• [SUPPLIED INFORMATION]
<<<<
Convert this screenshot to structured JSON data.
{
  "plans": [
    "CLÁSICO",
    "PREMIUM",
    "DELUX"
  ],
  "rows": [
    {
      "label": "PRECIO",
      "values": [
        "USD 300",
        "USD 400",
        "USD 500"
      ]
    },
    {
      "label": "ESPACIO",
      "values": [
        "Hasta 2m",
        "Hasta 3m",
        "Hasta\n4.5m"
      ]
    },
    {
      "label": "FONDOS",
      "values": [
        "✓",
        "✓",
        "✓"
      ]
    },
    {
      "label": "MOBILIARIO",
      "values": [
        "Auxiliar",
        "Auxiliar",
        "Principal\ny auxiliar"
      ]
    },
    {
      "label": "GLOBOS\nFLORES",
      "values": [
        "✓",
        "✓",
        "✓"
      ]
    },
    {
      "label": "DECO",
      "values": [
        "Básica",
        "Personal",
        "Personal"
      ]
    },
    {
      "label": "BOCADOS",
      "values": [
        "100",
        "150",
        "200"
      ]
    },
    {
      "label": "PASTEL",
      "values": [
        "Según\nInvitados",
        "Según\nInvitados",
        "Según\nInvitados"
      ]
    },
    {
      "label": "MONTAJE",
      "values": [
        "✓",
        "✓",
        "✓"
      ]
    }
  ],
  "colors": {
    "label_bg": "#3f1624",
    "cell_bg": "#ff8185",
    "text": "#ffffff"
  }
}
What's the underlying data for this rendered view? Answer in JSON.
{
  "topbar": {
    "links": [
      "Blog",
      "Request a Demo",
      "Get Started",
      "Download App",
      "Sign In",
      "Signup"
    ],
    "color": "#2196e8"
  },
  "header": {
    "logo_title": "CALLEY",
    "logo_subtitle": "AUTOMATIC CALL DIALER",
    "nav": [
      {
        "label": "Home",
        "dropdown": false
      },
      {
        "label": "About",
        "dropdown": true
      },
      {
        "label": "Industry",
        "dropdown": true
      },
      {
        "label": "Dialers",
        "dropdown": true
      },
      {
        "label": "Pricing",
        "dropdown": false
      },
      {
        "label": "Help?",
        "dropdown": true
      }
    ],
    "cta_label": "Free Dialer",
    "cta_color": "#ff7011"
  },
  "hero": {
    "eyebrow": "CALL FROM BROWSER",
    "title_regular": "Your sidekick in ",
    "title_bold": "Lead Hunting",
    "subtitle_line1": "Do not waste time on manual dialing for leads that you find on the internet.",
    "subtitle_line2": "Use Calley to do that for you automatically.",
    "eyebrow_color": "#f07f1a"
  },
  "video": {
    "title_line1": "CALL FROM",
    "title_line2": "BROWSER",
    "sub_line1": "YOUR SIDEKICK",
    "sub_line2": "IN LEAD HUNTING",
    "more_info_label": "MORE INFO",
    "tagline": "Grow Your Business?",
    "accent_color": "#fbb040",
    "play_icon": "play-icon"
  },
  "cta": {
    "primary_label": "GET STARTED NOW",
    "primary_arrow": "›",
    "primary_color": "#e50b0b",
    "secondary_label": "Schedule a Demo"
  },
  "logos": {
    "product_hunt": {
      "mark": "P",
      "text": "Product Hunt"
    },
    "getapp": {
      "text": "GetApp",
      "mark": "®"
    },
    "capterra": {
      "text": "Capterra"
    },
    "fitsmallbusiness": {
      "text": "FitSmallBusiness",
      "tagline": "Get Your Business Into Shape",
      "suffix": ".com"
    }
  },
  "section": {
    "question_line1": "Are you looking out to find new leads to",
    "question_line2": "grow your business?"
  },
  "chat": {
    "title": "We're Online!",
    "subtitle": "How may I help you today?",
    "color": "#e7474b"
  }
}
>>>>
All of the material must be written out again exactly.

Convert this screenshot to structured JSON data.
{
  "plans": [
    "CLÁSICO",
    "PREMIUM",
    "DELUX"
  ],
  "rows": [
    {
      "label": "PRECIO",
      "values": [
        "USD 300",
        "USD 400",
        "USD 500"
      ]
    },
    {
      "label": "ESPACIO",
      "values": [
        "Hasta 2m",
        "Hasta 3m",
        "Hasta\n4.5m"
      ]
    },
    {
      "label": "FONDOS",
      "values": [
        "✓",
        "✓",
        "✓"
      ]
    },
    {
      "label": "MOBILIARIO",
      "values": [
        "Auxiliar",
        "Auxiliar",
        "Principal\ny auxiliar"
      ]
    },
    {
      "label": "GLOBOS\nFLORES",
      "values": [
        "✓",
        "✓",
        "✓"
      ]
    },
    {
      "label": "DECO",
      "values": [
        "Básica",
        "Personal",
        "Personal"
      ]
    },
    {
      "label": "BOCADOS",
      "values": [
        "100",
        "150",
        "200"
      ]
    },
    {
      "label": "PASTEL",
      "values": [
        "Según\nInvitados",
        "Según\nInvitados",
        "Según\nInvitados"
      ]
    },
    {
      "label": "MONTAJE",
      "values": [
        "✓",
        "✓",
        "✓"
      ]
    }
  ],
  "colors": {
    "label_bg": "#3f1624",
    "cell_bg": "#ff8185",
    "text": "#ffffff"
  }
}
What's the underlying data for this rendered view? Answer in JSON.
{
  "topbar": {
    "links": [
      "Blog",
      "Request a Demo",
      "Get Started",
      "Download App",
      "Sign In",
      "Signup"
    ],
    "color": "#2196e8"
  },
  "header": {
    "logo_title": "CALLEY",
    "logo_subtitle": "AUTOMATIC CALL DIALER",
    "nav": [
      {
        "label": "Home",
        "dropdown": false
      },
      {
        "label": "About",
        "dropdown": true
      },
      {
        "label": "Industry",
        "dropdown": true
      },
      {
        "label": "Dialers",
        "dropdown": true
      },
      {
        "label": "Pricing",
        "dropdown": false
      },
      {
        "label": "Help?",
        "dropdown": true
      }
    ],
    "cta_label": "Free Dialer",
    "cta_color": "#ff7011"
  },
  "hero": {
    "eyebrow": "CALL FROM BROWSER",
    "title_regular": "Your sidekick in ",
    "title_bold": "Lead Hunting",
    "subtitle_line1": "Do not waste time on manual dialing for leads that you find on the internet.",
    "subtitle_line2": "Use Calley to do that for you automatically.",
    "eyebrow_color": "#f07f1a"
  },
  "video": {
    "title_line1": "CALL FROM",
    "title_line2": "BROWSER",
    "sub_line1": "YOUR SIDEKICK",
    "sub_line2": "IN LEAD HUNTING",
    "more_info_label": "MORE INFO",
    "tagline": "Grow Your Business?",
    "accent_color": "#fbb040",
    "play_icon": "play-icon"
  },
  "cta": {
    "primary_label": "GET STARTED NOW",
    "primary_arrow": "›",
    "primary_color": "#e50b0b",
    "secondary_label": "Schedule a Demo"
  },
  "logos": {
    "product_hunt": {
      "mark": "P",
      "text": "Product Hunt"
    },
    "getapp": {
      "text": "GetApp",
      "mark": "®"
    },
    "capterra": {
      "text": "Capterra"
    },
    "fitsmallbusiness": {
      "text": "FitSmallBusiness",
      "tagline": "Get Your Business Into Shape",
      "suffix": ".com"
    }
  },
  "section": {
    "question_line1": "Are you looking out to find new leads to",
    "question_line2": "grow your business?"
  },
  "chat": {
    "title": "We're Online!",
    "subtitle": "How may I help you today?",
    "color": "#e7474b"
  }
}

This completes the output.